Beach and Dune Profiles:
An Educational Tool for Observing and Comparing
Dynamic Coastal Environments...continued
Beach and Dune Profiling How-tos
Setting the Permanent Monument and Profile
The most active and changing part of the dry beach
system is the area slightly landward of the foredune crest and seaward
to the surf zone (Figure C, bottom of page). As such, it is a good
place to conduct profiles. It is very important to establish a point
of reference -- a fixed point that can be easily relocated during
future visits -- in order to record seasonal and stormrelated changes.
NOTE: To ensure a reliable reference point, we recommend
installing a permanent monument in the back, stable area of the
dune (Figure C, bottom of page). A 6-foot long wooden stake, measuring
4 inches square, would serve as an inexpensive and simple permanent
Click here to view a larger
version of Figure B.
The next step in conducting an Emery Rod profile
is to install a profiling stake. Using this profiling method requires
that the horizon be visible. With the horizon in view, install a
profiling stake just landward of the foredune crest (Figures
B & C). A wooden stake or copper pipe can serve as a profiling
stake; it should be at least 5 feet long and driven into the dune
with approximately 1 foot of the stake exposed. This is the point
from which most profiles will begin.
NOTE: Only on the rare occasion that a portion of
the backdune has changed or if the profiling stake has been lost
(perhaps due to a major storm), will it be necessary to repeat the
profile from the permanent monument to the profiling stake location.
Obtaining Dune and Beach Elevations
Once the permanent monument and profiling stakes
have been established, it is time to record various elevations and
measurements. Recording this information is best done on a data
sheet. An example of a beach profile data sheet is included in Attachment
1. Some examples of measurements to be recorded include:
• the distance from the top of the permanent
monument or profiling stake to the sand surface
• the geographic coordinates of the monument and stake (using
a compass for triangulation* or GPS), and
• the compass bearing of the desired transect
*Triangulation is obtained by taking compass bearings
from your stake to three easily observable objects, such as a water
tank, transmission tower, or roof chimney, etc.
NOTE: Triangulation or GPS data will allow you to
easily relocate your markers and will allow you to plot your transect
locations on a topographic map, nautical chart, or orthophotograph.
Most likely, the horizon will not be visible from
the permanent monument. To obtain the backdune profile for the area
between the permanent monument and profile stake (Figure D, next
page), a standard surveying technique is required. One simple option
is to attach a sighting level to the top of the back rod. Looking
through the sighting level to the front rod, read the number on
the front rod. This number represents the dune elevation change
between the rods. An inexpensive sighting level can be purchased
at most hardware stores for approximately $20. Another simple method
is to string a taut line between the two vertical poles and suspend
a line level from the string. When the line is taut and level, read
the numbers from each rod where the line intersects the poles.
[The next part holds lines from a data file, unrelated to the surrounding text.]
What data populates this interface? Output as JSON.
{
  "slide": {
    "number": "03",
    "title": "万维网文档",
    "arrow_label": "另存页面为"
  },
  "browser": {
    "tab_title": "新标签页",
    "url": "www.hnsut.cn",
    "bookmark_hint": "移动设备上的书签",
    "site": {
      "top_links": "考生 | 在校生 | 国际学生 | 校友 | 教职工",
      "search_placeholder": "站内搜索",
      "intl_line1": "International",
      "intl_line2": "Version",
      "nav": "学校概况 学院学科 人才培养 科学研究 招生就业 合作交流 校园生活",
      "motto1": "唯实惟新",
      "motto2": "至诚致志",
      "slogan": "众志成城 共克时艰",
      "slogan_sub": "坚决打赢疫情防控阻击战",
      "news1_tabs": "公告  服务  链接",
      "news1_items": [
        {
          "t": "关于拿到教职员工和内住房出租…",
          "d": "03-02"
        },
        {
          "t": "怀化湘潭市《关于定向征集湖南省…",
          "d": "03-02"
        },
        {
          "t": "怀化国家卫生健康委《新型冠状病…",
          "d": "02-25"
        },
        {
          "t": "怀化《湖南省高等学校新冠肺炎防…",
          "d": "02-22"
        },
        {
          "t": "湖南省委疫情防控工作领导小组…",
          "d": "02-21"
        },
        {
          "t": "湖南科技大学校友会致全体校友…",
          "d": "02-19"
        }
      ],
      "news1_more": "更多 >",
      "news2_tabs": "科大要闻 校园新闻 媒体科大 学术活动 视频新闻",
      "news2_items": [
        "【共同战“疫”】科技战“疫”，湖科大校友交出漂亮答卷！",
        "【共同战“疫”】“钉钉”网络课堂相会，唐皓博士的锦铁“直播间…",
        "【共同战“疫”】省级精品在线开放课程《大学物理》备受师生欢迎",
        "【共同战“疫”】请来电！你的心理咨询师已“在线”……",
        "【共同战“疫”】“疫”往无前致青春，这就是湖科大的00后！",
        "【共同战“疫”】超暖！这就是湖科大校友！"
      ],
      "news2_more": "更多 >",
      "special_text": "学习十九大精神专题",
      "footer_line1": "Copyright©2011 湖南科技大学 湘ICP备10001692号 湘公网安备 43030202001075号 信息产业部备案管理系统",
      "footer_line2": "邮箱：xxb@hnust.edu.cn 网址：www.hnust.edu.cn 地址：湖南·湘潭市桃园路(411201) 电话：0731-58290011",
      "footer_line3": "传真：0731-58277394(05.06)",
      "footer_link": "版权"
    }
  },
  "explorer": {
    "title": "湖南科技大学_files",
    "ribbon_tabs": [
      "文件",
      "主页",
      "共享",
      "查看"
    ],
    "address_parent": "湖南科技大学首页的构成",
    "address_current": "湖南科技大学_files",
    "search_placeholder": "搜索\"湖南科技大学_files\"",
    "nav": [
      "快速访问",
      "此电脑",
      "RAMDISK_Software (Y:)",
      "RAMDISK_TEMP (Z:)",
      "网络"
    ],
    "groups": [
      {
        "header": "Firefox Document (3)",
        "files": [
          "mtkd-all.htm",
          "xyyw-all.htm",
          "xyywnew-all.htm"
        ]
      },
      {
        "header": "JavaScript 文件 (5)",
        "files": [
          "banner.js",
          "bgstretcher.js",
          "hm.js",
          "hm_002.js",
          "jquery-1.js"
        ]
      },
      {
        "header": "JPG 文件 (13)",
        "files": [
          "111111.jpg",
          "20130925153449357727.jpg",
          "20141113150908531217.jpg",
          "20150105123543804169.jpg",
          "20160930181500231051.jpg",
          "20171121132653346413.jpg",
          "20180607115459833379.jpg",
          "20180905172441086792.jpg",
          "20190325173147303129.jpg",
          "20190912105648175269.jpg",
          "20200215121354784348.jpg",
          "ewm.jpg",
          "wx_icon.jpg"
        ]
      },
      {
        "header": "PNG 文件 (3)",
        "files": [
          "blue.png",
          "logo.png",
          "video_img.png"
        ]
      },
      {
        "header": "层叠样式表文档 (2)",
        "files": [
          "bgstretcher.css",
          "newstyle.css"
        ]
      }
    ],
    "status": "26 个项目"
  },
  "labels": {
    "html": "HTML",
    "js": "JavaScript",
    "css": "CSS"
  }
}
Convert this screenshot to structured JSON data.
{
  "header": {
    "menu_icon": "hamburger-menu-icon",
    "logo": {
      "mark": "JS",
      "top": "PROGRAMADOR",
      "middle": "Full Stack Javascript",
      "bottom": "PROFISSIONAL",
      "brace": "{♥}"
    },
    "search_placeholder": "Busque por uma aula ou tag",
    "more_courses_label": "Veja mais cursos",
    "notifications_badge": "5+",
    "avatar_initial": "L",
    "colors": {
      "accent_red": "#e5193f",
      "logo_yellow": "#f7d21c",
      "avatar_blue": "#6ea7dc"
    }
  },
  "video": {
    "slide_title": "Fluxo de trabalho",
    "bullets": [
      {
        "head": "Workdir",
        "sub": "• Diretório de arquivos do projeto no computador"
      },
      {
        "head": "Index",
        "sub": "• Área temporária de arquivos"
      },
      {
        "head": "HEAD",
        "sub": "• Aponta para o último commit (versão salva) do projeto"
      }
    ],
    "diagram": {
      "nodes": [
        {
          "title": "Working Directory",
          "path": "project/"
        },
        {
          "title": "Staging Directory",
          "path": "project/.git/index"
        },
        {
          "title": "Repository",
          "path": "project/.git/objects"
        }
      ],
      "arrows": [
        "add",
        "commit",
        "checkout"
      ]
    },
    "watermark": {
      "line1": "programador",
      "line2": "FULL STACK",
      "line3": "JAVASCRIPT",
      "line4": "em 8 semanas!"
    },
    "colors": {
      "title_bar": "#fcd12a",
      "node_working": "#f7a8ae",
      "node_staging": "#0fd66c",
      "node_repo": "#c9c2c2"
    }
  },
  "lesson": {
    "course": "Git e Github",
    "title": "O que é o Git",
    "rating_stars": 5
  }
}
The
difference in elevation between the rods, and thus the dune elevation
change between the poles, is the difference between the numbers
read from each rod.
Once the initial elevations have been recorded,
it is time to record data for the area seaward of the profiling
stake, where the horizon is visible (Figure B). For the first reading,
place the back Emery Rod against the profiling stake, making sure
the rods do not sink into the sand and that the rods are vertical.
A one-ounce fishing weight or plum-bob can be hung from the side
of the back stake with a cup hook to ensure that they are vertical.
Standing behind the landward rod, line up your eye with the top
of the lower of the two rods and the horizon (Figures B and C).
This imaginary line-of-sight will intersect one of the two rods.
Note the elevation number where the line-of-sight intersects the
rod. The difference represents the elevation change of the dune
or beach between the two rods. If the number came from the front
rod, the slope went up and should be recorded as a positive number.
If the number came from the back rod, the slope went down and should
be recorded as a negative (see example, Figure C). Always make sure
a plus or minus sign is recorded. (This technique is prone to cumulative
error. If one number is recorded incorrectly, then all subsequent
numbers for the profile will be affected.)
To obtain the next reading, move seaward and place
the back rod in the same location previously occupied by the front
rod, and repeat the line-ofsight step outlined in the previous paragraph.
Continue this sequence all the way to low water, or preferably to
wading depth to obtain as much of the profile as possible. (To capture
the profile of the winter or storm-derived sandbars, one would have
to go into the breaker zone or farther.)